The bike-sharing system, which has more than 175 docking stations across the District, Arlington and Alexandria, has become the latest tool to spur development and attract young people. Soon it will be coming to Montgomery County, and other communities are trying to bring it to their neighborhoods.
Craigslist showed 72 active housing listings touting proximity to bikeshare on Friday. It is featured on Airbnb as a perk for visiting tourists seeking to rent out locals' homes. Wal-Mart is planning to add the docking stations to its stores coming to the District, according to bikeshare officials.
About eight in 10 bikeshare members who responded to an annual survey said they are more likely to patronize a business if it is accessible by bikeshare. Those riders are a coveted demographic. They tend to be higher educated, wealthier and younger -- plus more likely to be male and white -- than the general population. Stewart Schwartz, who runs the Coalition for Smarter Growth, noted the service attracts new and young residents who are looking for walkable places to live and work. They are likely to be innovators who will help spur the economy, he said.
Arlington County has viewed bikeshare as a economic development tool from the start, according to Chris Hamilton, who runs Arlington County commuter services. He said retailers, restaurants and shop owners want to be near the docking stations. "I think it's helping our local economy," he said.
The bikeshare stations were not always so coveted, though. A few years ago, neighbors near Lincoln Park in Capitol Hill fought against a docking station near them. But now, officials said, some developers are seeking them out.
Christopher Leinberger, a George Washington University professor and Brookings Institution fellow, said that Capital Bikeshare could become akin to cars and Metro in changing the dynamics of development around the region. Leinberger has studied the economic impact of Metrorail, which has spurred billions of dollars of development around the region in the past 37 years. "It could be that significant and yet it's really cheap," he said.
But bikeshare does not have the stability of Metro stations, noted Matt Klein, president of D.C. developer Akridge. Bikeshare docks are solar-powered, which has made them easy to install without needing to wire into the power grid. But that same ease of installation makes them easy to take away. By contrast, fixed rail Metro stations provide a predictable and unmovable piece of transportation infrastructure that can transport far more people than a 40-bike docking station, he said. Developers can build around a Metro station confident it will likely attract a permanent and steady flow of people.

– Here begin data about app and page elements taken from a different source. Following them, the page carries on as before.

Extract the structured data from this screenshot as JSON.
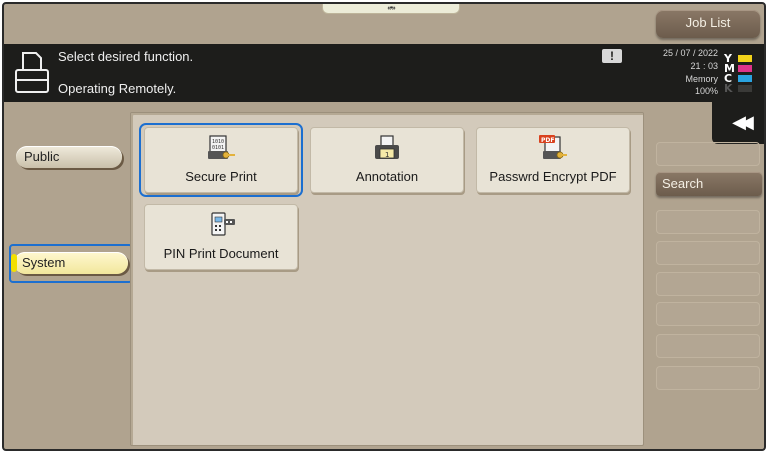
{
  "header": {
    "job_list_label": "Job List",
    "top_handle_label": "«•»"
  },
  "message_bar": {
    "line1": "Select desired function.",
    "line2": "Operating Remotely.",
    "alert_symbol": "!",
    "date": "25 / 07 / 2022",
    "time": "21 : 03",
    "memory_label": "Memory",
    "memory_value": "100%",
    "toner": [
      {
        "letter": "Y",
        "color": "#f2d21a"
      },
      {
        "letter": "M",
        "color": "#e0338a"
      },
      {
        "letter": "C",
        "color": "#2aa3e0"
      },
      {
        "letter": "K",
        "color": "#1d1d1b"
      }
    ]
  },
  "back_button_symbol": "◀◀",
  "sidebar": {
    "public_label": "Public",
    "system_label": "System"
  },
  "functions": [
    {
      "label": "Secure Print",
      "icon": "secure-print-icon"
    },
    {
      "label": "Annotation",
      "icon": "annotation-icon"
    },
    {
      "label": "Passwrd Encrypt PDF",
      "icon": "encrypt-pdf-icon"
    },
    {
      "label": "PIN Print Document",
      "icon": "pin-print-icon"
    }
  ],
  "pdf_badge": "PDF",
  "right_panel": {
    "search_label": "Search"
  },
  "colors": {
    "focus": "#1c6fd0",
    "background": "#b0a38f",
    "message_bar": "#1d1d1b"
  }
}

Still, Klein said bikeshare is nice to have near Akridge projects. "It would fall more into an amenity category than important transportation infrastructure," he said. "It may evolve into something more."